The first 10 miles of the race flew by. I was constantly passing people and since it was raining, I was distracted from the distance. It was a beautiful morning to run through the vineyards. The course took a twisting path through the valley so there were many portions where I couldn't see that far in front. Nearing the halfway point, I caught sight of a tight group running in front of me. There were at least 2 women in this group along with a couple of guys and they looked like they were working pretty well together. I pushed it a little harder and slowly but surely began closing on them. Around mile 14.5 I made contact with this group just as we were heading up a big uphill. The head wind had picked up at this point and I desperately wanted to do a little drafting. I tagged on to the back of the group and found a little relief from the wind but then discovered they were starting to slow waaaay down. They were hitting 7 minute pace and that just wouldn't do. I reluctantly moved to the front of the pack and picked up the pace up the hill. The two women hung on to me and got right on my heels and followed me. I just pushed on at the pace I need to hit and waited to see if anyone would come share the work of pace making. Alas it was not to be and they could only draft off of me. I lost them around mile 18 and from that point I was pretty much all alone.

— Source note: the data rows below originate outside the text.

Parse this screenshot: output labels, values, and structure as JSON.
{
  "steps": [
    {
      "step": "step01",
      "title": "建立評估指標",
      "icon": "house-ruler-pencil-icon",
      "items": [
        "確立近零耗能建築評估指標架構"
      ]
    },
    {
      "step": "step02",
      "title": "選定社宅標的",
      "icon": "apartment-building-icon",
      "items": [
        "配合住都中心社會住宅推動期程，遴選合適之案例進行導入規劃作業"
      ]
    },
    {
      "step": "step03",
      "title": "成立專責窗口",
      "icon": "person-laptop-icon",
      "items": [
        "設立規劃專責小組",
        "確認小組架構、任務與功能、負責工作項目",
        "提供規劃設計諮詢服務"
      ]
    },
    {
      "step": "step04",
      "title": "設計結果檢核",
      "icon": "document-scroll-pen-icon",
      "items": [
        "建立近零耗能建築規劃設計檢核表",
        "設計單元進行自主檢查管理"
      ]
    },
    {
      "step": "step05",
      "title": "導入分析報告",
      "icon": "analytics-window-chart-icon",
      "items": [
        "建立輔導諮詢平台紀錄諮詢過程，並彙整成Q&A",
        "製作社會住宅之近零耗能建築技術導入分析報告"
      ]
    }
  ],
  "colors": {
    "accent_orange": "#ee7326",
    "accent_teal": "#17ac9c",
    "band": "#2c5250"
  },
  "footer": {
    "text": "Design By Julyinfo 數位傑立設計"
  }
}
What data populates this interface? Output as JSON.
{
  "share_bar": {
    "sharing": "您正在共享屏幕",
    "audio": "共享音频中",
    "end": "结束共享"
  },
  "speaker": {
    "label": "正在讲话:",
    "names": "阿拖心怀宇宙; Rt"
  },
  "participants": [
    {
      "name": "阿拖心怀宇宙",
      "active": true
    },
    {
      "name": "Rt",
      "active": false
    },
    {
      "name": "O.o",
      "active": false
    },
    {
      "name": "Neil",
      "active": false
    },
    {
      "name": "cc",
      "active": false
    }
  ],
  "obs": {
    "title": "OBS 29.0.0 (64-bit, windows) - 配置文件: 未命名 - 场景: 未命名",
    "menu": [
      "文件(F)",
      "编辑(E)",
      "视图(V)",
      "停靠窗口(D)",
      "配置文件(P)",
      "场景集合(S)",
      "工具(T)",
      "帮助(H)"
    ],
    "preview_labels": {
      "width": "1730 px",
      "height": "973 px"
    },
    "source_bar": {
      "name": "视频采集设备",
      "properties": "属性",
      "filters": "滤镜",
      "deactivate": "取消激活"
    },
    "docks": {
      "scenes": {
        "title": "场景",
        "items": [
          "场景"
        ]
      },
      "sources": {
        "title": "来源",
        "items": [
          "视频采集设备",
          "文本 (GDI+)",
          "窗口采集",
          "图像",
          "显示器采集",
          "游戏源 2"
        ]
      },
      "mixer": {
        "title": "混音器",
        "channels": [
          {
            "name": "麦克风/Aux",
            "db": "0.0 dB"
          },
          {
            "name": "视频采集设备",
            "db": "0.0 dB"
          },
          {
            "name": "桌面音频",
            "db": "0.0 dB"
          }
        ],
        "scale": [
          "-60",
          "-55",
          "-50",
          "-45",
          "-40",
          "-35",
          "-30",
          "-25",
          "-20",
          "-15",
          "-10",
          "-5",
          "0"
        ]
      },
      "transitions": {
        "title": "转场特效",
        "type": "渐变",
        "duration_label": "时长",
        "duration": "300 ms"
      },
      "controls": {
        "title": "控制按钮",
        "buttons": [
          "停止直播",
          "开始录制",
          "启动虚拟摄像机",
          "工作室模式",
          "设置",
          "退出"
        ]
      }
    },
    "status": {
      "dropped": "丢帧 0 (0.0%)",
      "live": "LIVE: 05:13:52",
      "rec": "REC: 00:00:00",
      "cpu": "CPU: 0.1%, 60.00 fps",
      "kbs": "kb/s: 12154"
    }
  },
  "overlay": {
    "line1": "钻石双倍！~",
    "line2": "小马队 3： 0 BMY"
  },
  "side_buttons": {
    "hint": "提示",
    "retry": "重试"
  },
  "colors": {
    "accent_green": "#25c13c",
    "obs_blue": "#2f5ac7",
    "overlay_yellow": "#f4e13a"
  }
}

Through mile 20 I passed one more guy and then I saw no one. I hit the long straightaway stretch and really started to feel the head wind. My only company at this point was a race official on a bike. I could see no one ahead of me and I didn't turn around because I never look back in a race. It was time to suffer. I tried really hard and dug down to find enough energy to keep the pace but slowly and surely I was losing time. The last 3 miles were so brutally lonely and I started feeling the fear of losing the chance for the B standard. After mile 25, I knew it would be very very close, painfully achingly close whether I would slip in under 2:46. When I reached the neighborhood just before the finish I knew I had lost too much time and I wouldn't make it. I saw the clock, saw it tick over 2:46 and just wanted to scream but I was too intent on just crossing that line. 2:46:45. A lady immediately at the finish said "How does it feel to miss by 45 seconds?" I thought "Well, it feels awful but awesome at the same time".
I beat my PR by 8 minutes, but missed the standard by the smallest of margins. Only 2 seconds per mile. Just 45 seconds. Hey, maybe the course was long! I did finish in second place and was escorted to the media room for an interview, and I expressed my disappointment in not making the standard, but I was also elated to run so fast. To me, it still seems astounding that I can run such a time.
I gained a lot of confidence from this race. My diet before the race was perfect, my taper was perfect, my training went well, I went in healthy and I busted out a solo effort in less than perfect conditions. Better yet, I know I can continue to run big PRs.
I will take a week or so off, with some pool time and spinning time. I need to eat some ice cream and steak, get a little fat, sleep a lot and recover recover recover. And then, sign up for another marathon and go for it again!